Rich Scott is the President of the Northeastern New York PGA Section of the PGA of America. As President, Rich is an avid supporter of the section’s foundations. One foundation program that Scott loves to discuss is PGA HOPE. Rich comes from a military family. His dad was in the Army and his sister is in the Air Force. PGA HOPE (Helping Our Patriots Everywhere) has grown to three chapters in their Section and one can easily see why from this story.
Scott took his vision, and like any great leader, made it into a reality. Runway of Hope took place on Saturday, September 17th at the Fulton County Airport. Rich organized a charity Long Drive Contest to benefit the winter PGA HOPE programs he coordinates at Fox Run. In one day, he and his Committee raised over $7,000! Donations are still coming in and the total will exceed $9,000 and hopefully $10,000. All of this came from one amazing idea each of us has considered every time we get on a plane.
To make the event even more special, Rich and his team added to the awesome long drive contest a craft fair and live music. In fact, the music was provided in part by another PGA Professional's band. There was more than one long drive launched over 400 yards during the day. Although nobody could beat Scott as he led the field with a 454-yard blast down the runway. Each entry was just $25 and that included three drives. A square turf mat provided the platform (or rather launching pad) for the participants.
You can’t help but hear his enthusiasm for what was created and he wasn’t afraid to ask for help. He admits trying to take on too much and that he should have expanded his Committee.
“Even though it was just a driving contest, when you include a craft fair, music, transportation, etc. your time fills up very quick, too quick.”
“Advertising is another key, start early and make sure you contact all the local media.

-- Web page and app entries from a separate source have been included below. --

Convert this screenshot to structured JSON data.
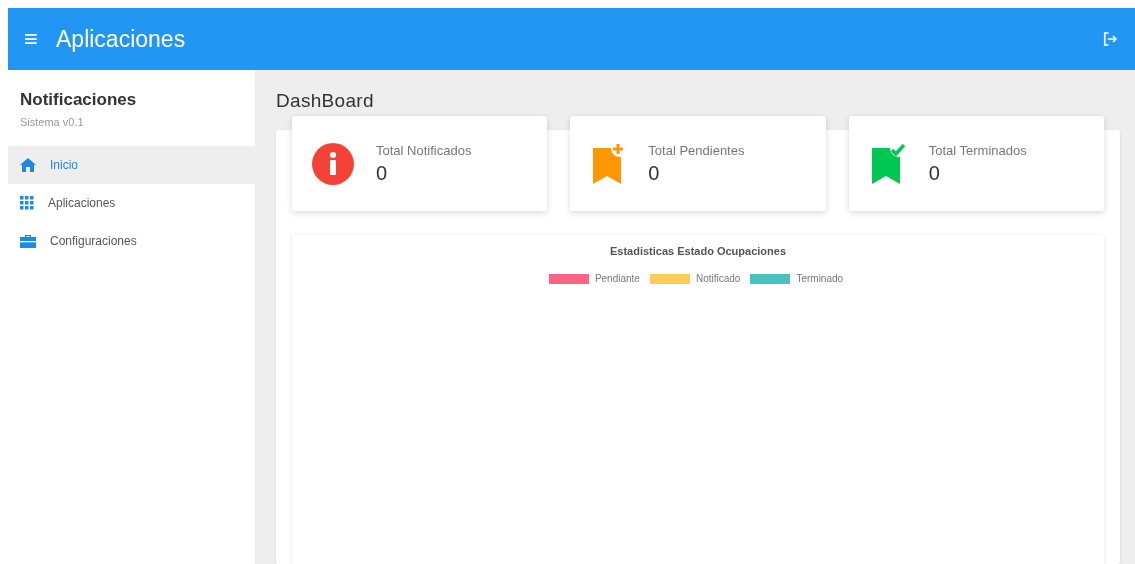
{
  "header": {
    "menu_icon": "≡",
    "title": "Aplicaciones"
  },
  "sidebar": {
    "title": "Notificaciones",
    "subtitle": "Sistema v0.1",
    "items": [
      {
        "label": "Inicio",
        "kind": "home",
        "selected": true
      },
      {
        "label": "Aplicaciones",
        "kind": "grid",
        "selected": false
      },
      {
        "label": "Configuraciones",
        "kind": "briefcase",
        "selected": false
      }
    ]
  },
  "page_title": "DashBoard",
  "stats": [
    {
      "label": "Total Notificados",
      "value": "0",
      "kind": "info",
      "color": "#f44336"
    },
    {
      "label": "Total Pendientes",
      "value": "0",
      "kind": "pending",
      "color": "#ff9800"
    },
    {
      "label": "Total Terminados",
      "value": "0",
      "kind": "done",
      "color": "#00c853"
    }
  ],
  "chart": {
    "title": "Estadisticas Estado Ocupaciones",
    "legend": [
      {
        "label": "Pendiante",
        "color": "#ff6384"
      },
      {
        "label": "Notificado",
        "color": "#ffcd56"
      },
      {
        "label": "Terminado",
        "color": "#4bc0c0"
      }
    ]
  }
}
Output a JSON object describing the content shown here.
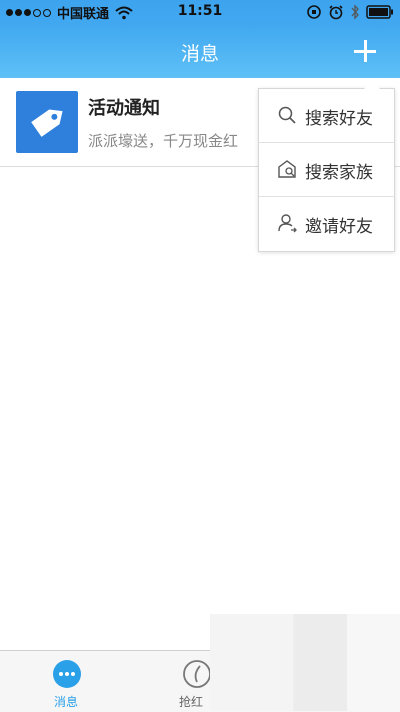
{
  "status_bar": {
    "carrier": "中国联通",
    "time": "11:51"
  },
  "nav": {
    "title": "消息"
  },
  "conversations": [
    {
      "title": "活动通知",
      "preview": "派派壕送，千万现金红"
    }
  ],
  "popup_menu": {
    "items": [
      {
        "label": "搜索好友",
        "icon": "search-icon"
      },
      {
        "label": "搜索家族",
        "icon": "family-house-icon"
      },
      {
        "label": "邀请好友",
        "icon": "invite-user-icon"
      }
    ]
  },
  "tabs": [
    {
      "label": "消息",
      "icon": "chat-bubble-icon",
      "active": true
    },
    {
      "label": "抢红",
      "icon": "at-envelope-icon",
      "active": false
    }
  ],
  "colors": {
    "accent": "#2aa0e8",
    "header": "#41a8f0",
    "avatar": "#2f7fdc"
  }
}
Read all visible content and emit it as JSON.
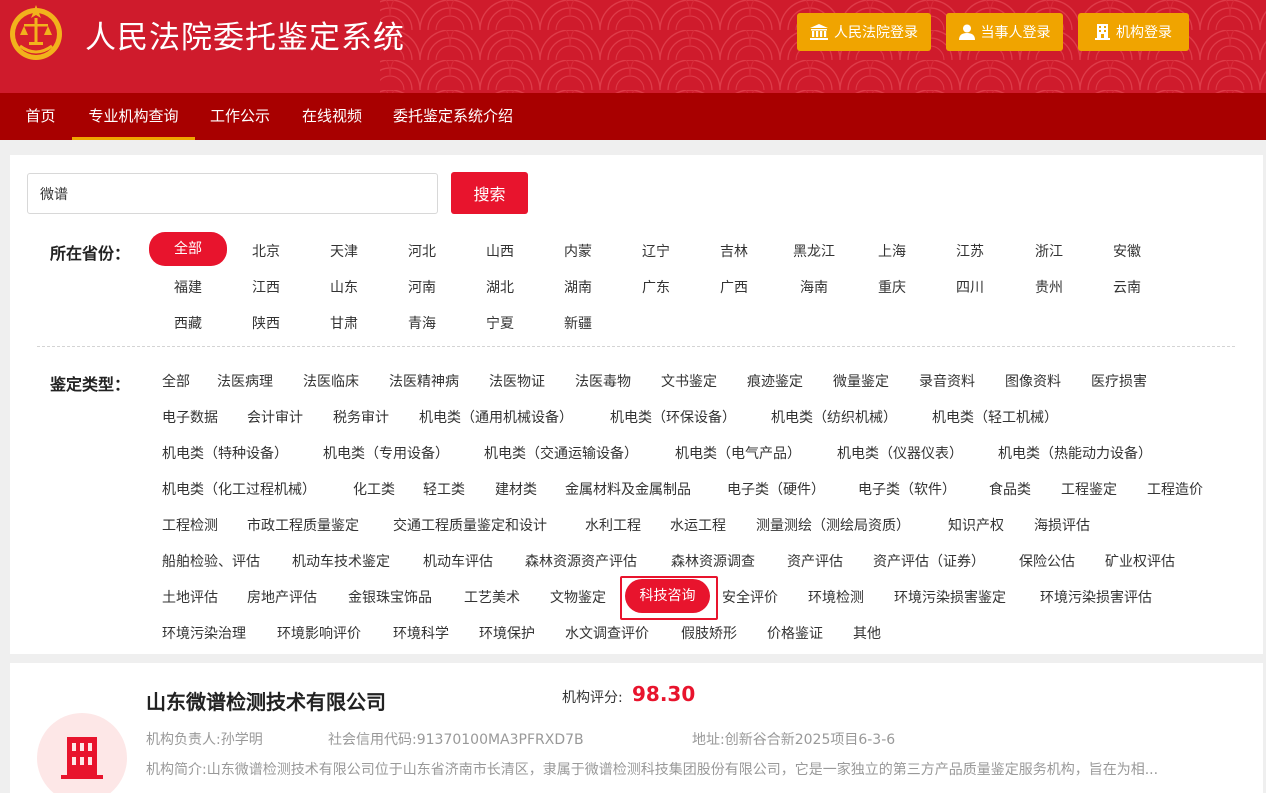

They are all always looking for community development stories.”
A local news outlet even put together a promotional piece prior to Runway of Hope.
The event itself had a profound impact on Rich.
“One of our junior golfers hit a 330-yard drive. Annika loves golf, played PGA Jr. League, and tragically lost her father this past year. The second was Bill, a military veteran crossing the 300-yard plateau as well. Both participants are why we did this. To see their faces light up by doing something that was fun and had a purpose made it all worthwhile.”
Of course, Rich is already planning next year’s edition. He’s quick to look ahead, but at the same time somewhat grounded.
“The money we raised is for our indoor PGA HOPE programs starting in December.”
With five indoor simulators, Scott teaches veterans and builds their community through golf all winter. There’s no doubt his programs have been successful in those cold months outside of Albany, but it also sounds like things are definitely “taking off” in the summer as well.